▶ Problem
Search each line below for "Game", then return the lines where it appears.

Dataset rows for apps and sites
'''
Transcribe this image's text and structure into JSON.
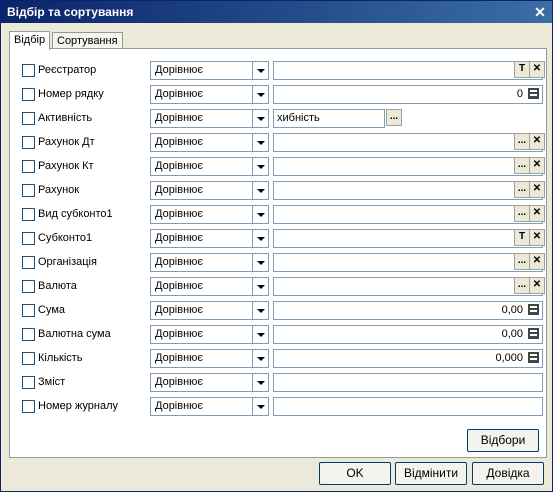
{
  "window": {
    "title": "Відбір та сортування"
  },
  "tabs": [
    {
      "label": "Відбір"
    },
    {
      "label": "Сортування"
    }
  ],
  "rows": [
    {
      "label": "Реєстратор",
      "condition": "Дорівнює",
      "value": "",
      "kind": "typeclear"
    },
    {
      "label": "Номер рядку",
      "condition": "Дорівнює",
      "value": "0",
      "kind": "calc"
    },
    {
      "label": "Активність",
      "condition": "Дорівнює",
      "value": "хибність",
      "kind": "bool"
    },
    {
      "label": "Рахунок Дт",
      "condition": "Дорівнює",
      "value": "",
      "kind": "pick"
    },
    {
      "label": "Рахунок Кт",
      "condition": "Дорівнює",
      "value": "",
      "kind": "pick"
    },
    {
      "label": "Рахунок",
      "condition": "Дорівнює",
      "value": "",
      "kind": "pick"
    },
    {
      "label": "Вид субконто1",
      "condition": "Дорівнює",
      "value": "",
      "kind": "pick"
    },
    {
      "label": "Субконто1",
      "condition": "Дорівнює",
      "value": "",
      "kind": "typeclear"
    },
    {
      "label": "Організація",
      "condition": "Дорівнює",
      "value": "",
      "kind": "pick"
    },
    {
      "label": "Валюта",
      "condition": "Дорівнює",
      "value": "",
      "kind": "pick"
    },
    {
      "label": "Сума",
      "condition": "Дорівнює",
      "value": "0,00",
      "kind": "calc"
    },
    {
      "label": "Валютна сума",
      "condition": "Дорівнює",
      "value": "0,00",
      "kind": "calc"
    },
    {
      "label": "Кількість",
      "condition": "Дорівнює",
      "value": "0,000",
      "kind": "calc"
    },
    {
      "label": "Зміст",
      "condition": "Дорівнює",
      "value": "",
      "kind": "text"
    },
    {
      "label": "Номер журналу",
      "condition": "Дорівнює",
      "value": "",
      "kind": "text"
    }
  ],
  "glyphs": {
    "type": "T",
    "clear": "✕",
    "pick": "..."
  },
  "buttons": {
    "filters": "Відбори",
    "ok": "OK",
    "cancel": "Відмінити",
    "help": "Довідка"
  }
}
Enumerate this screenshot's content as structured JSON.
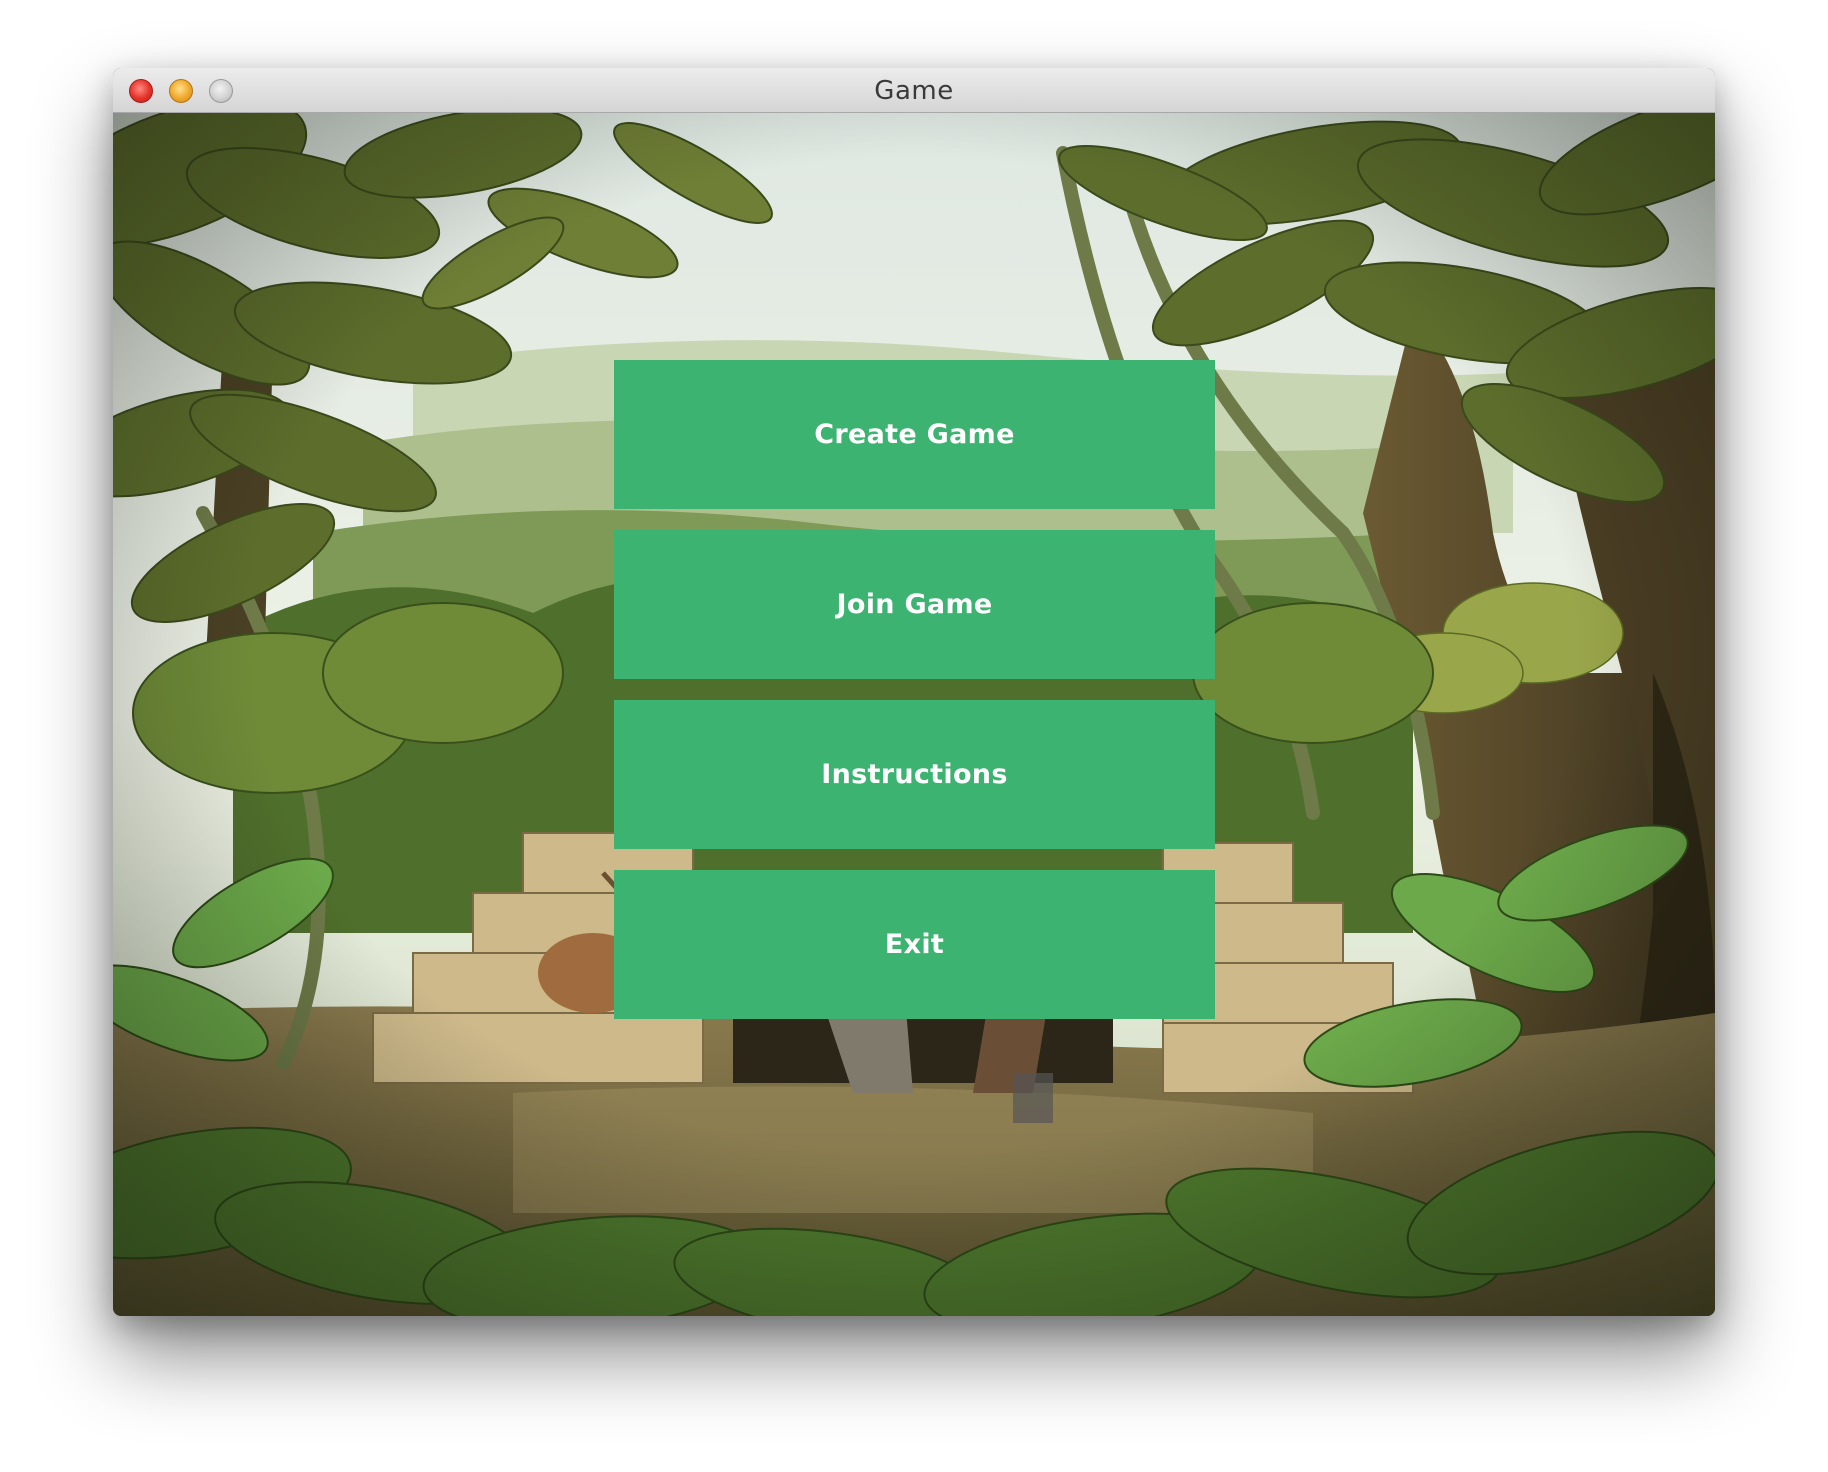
{
  "window": {
    "title": "Game"
  },
  "menu": {
    "buttons": [
      {
        "label": "Create Game"
      },
      {
        "label": "Join Game"
      },
      {
        "label": "Instructions"
      },
      {
        "label": "Exit"
      }
    ],
    "button_color": "#3cb371",
    "text_color": "#ffffff"
  }
}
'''
▶ Task response
    "title": "Game"
        "label": "Create Game"
        "label": "Join Game"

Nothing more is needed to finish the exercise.